__INFORMATION PROVIDED__.
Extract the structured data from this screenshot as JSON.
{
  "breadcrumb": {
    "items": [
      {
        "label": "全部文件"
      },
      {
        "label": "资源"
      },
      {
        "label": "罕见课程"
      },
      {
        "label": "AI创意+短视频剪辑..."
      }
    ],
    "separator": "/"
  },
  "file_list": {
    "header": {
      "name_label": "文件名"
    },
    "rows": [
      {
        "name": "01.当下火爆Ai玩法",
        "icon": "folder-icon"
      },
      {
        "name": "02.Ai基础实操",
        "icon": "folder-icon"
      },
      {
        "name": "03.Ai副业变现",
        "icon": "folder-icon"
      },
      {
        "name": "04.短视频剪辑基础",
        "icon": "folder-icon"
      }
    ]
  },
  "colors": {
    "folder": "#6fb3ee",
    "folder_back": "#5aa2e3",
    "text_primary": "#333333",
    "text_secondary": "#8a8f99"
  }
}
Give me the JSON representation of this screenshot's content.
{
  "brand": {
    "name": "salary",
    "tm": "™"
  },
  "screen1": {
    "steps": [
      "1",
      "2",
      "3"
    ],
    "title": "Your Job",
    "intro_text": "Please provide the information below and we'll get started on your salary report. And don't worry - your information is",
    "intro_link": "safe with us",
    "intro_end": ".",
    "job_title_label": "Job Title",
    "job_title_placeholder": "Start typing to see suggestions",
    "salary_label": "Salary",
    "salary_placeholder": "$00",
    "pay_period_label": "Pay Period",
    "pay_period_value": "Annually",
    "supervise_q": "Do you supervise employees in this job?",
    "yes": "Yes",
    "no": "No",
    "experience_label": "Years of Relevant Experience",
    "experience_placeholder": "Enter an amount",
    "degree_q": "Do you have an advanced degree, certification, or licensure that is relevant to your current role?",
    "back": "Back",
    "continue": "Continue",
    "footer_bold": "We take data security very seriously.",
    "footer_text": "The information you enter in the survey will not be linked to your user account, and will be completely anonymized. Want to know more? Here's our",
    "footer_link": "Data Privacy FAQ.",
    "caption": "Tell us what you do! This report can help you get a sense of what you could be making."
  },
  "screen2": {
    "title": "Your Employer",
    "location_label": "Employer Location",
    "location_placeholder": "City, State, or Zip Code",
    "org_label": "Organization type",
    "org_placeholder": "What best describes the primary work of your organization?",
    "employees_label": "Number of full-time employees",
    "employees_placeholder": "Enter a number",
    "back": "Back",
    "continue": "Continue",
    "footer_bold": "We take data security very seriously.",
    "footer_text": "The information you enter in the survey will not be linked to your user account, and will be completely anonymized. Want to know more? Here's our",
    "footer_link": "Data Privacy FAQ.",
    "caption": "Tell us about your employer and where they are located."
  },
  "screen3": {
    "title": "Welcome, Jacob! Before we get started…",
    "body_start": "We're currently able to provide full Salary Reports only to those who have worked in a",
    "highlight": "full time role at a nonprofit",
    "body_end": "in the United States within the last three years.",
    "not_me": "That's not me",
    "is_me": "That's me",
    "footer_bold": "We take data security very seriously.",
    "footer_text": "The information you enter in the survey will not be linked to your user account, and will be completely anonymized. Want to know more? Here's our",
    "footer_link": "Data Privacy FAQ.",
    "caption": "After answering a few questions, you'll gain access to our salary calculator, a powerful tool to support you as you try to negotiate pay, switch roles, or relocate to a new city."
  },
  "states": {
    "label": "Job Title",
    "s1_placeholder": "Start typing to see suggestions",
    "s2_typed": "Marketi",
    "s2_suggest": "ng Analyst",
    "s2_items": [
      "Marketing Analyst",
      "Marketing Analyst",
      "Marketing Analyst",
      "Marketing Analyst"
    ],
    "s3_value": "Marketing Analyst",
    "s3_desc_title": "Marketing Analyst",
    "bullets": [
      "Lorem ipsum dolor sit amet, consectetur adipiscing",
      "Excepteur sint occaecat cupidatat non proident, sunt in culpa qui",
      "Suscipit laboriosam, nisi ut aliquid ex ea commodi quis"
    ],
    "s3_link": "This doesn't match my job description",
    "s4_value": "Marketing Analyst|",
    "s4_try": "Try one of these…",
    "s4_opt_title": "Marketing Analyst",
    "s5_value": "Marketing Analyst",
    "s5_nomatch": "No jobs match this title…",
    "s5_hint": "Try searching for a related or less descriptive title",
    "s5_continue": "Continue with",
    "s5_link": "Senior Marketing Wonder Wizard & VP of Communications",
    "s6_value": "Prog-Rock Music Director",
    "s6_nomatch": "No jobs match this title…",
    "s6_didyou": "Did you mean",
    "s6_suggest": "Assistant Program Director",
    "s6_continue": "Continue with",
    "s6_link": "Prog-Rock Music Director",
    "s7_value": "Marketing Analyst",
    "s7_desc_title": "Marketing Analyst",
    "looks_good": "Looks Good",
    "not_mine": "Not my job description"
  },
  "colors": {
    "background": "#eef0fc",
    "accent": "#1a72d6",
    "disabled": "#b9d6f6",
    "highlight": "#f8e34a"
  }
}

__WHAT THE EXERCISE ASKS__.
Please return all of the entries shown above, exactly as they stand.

__EXERCISE RESULT__.
Extract the structured data from this screenshot as JSON.
{
  "breadcrumb": {
    "items": [
      {
        "label": "全部文件"
      },
      {
        "label": "资源"
      },
      {
        "label": "罕见课程"
      },
      {
        "label": "AI创意+短视频剪辑..."
      }
    ],
    "separator": "/"
  },
  "file_list": {
    "header": {
      "name_label": "文件名"
    },
    "rows": [
      {
        "name": "01.当下火爆Ai玩法",
        "icon": "folder-icon"
      },
      {
        "name": "02.Ai基础实操",
        "icon": "folder-icon"
      },
      {
        "name": "03.Ai副业变现",
        "icon": "folder-icon"
      },
      {
        "name": "04.短视频剪辑基础",
        "icon": "folder-icon"
      }
    ]
  },
  "colors": {
    "folder": "#6fb3ee",
    "folder_back": "#5aa2e3",
    "text_primary": "#333333",
    "text_secondary": "#8a8f99"
  }
}
Give me the JSON representation of this screenshot's content.
{
  "brand": {
    "name": "salary",
    "tm": "™"
  },
  "screen1": {
    "steps": [
      "1",
      "2",
      "3"
    ],
    "title": "Your Job",
    "intro_text": "Please provide the information below and we'll get started on your salary report. And don't worry - your information is",
    "intro_link": "safe with us",
    "intro_end": ".",
    "job_title_label": "Job Title",
    "job_title_placeholder": "Start typing to see suggestions",
    "salary_label": "Salary",
    "salary_placeholder": "$00",
    "pay_period_label": "Pay Period",
    "pay_period_value": "Annually",
    "supervise_q": "Do you supervise employees in this job?",
    "yes": "Yes",
    "no": "No",
    "experience_label": "Years of Relevant Experience",
    "experience_placeholder": "Enter an amount",
    "degree_q": "Do you have an advanced degree, certification, or licensure that is relevant to your current role?",
    "back": "Back",
    "continue": "Continue",
    "footer_bold": "We take data security very seriously.",
    "footer_text": "The information you enter in the survey will not be linked to your user account, and will be completely anonymized. Want to know more? Here's our",
    "footer_link": "Data Privacy FAQ.",
    "caption": "Tell us what you do! This report can help you get a sense of what you could be making."
  },
  "screen2": {
    "title": "Your Employer",
    "location_label": "Employer Location",
    "location_placeholder": "City, State, or Zip Code",
    "org_label": "Organization type",
    "org_placeholder": "What best describes the primary work of your organization?",
    "employees_label": "Number of full-time employees",
    "employees_placeholder": "Enter a number",
    "back": "Back",
    "continue": "Continue",
    "footer_bold": "We take data security very seriously.",
    "footer_text": "The information you enter in the survey will not be linked to your user account, and will be completely anonymized. Want to know more? Here's our",
    "footer_link": "Data Privacy FAQ.",
    "caption": "Tell us about your employer and where they are located."
  },
  "screen3": {
    "title": "Welcome, Jacob! Before we get started…",
    "body_start": "We're currently able to provide full Salary Reports only to those who have worked in a",
    "highlight": "full time role at a nonprofit",
    "body_end": "in the United States within the last three years.",
    "not_me": "That's not me",
    "is_me": "That's me",
    "footer_bold": "We take data security very seriously.",
    "footer_text": "The information you enter in the survey will not be linked to your user account, and will be completely anonymized. Want to know more? Here's our",
    "footer_link": "Data Privacy FAQ.",
    "caption": "After answering a few questions, you'll gain access to our salary calculator, a powerful tool to support you as you try to negotiate pay, switch roles, or relocate to a new city."
  },
  "states": {
    "label": "Job Title",
    "s1_placeholder": "Start typing to see suggestions",
    "s2_typed": "Marketi",
    "s2_suggest": "ng Analyst",
    "s2_items": [
      "Marketing Analyst",
      "Marketing Analyst",
      "Marketing Analyst",
      "Marketing Analyst"
    ],
    "s3_value": "Marketing Analyst",
    "s3_desc_title": "Marketing Analyst",
    "bullets": [
      "Lorem ipsum dolor sit amet, consectetur adipiscing",
      "Excepteur sint occaecat cupidatat non proident, sunt in culpa qui",
      "Suscipit laboriosam, nisi ut aliquid ex ea commodi quis"
    ],
    "s3_link": "This doesn't match my job description",
    "s4_value": "Marketing Analyst|",
    "s4_try": "Try one of these…",
    "s4_opt_title": "Marketing Analyst",
    "s5_value": "Marketing Analyst",
    "s5_nomatch": "No jobs match this title…",
    "s5_hint": "Try searching for a related or less descriptive title",
    "s5_continue": "Continue with",
    "s5_link": "Senior Marketing Wonder Wizard & VP of Communications",
    "s6_value": "Prog-Rock Music Director",
    "s6_nomatch": "No jobs match this title…",
    "s6_didyou": "Did you mean",
    "s6_suggest": "Assistant Program Director",
    "s6_continue": "Continue with",
    "s6_link": "Prog-Rock Music Director",
    "s7_value": "Marketing Analyst",
    "s7_desc_title": "Marketing Analyst",
    "looks_good": "Looks Good",
    "not_mine": "Not my job description"
  },
  "colors": {
    "background": "#eef0fc",
    "accent": "#1a72d6",
    "disabled": "#b9d6f6",
    "highlight": "#f8e34a"
  }
}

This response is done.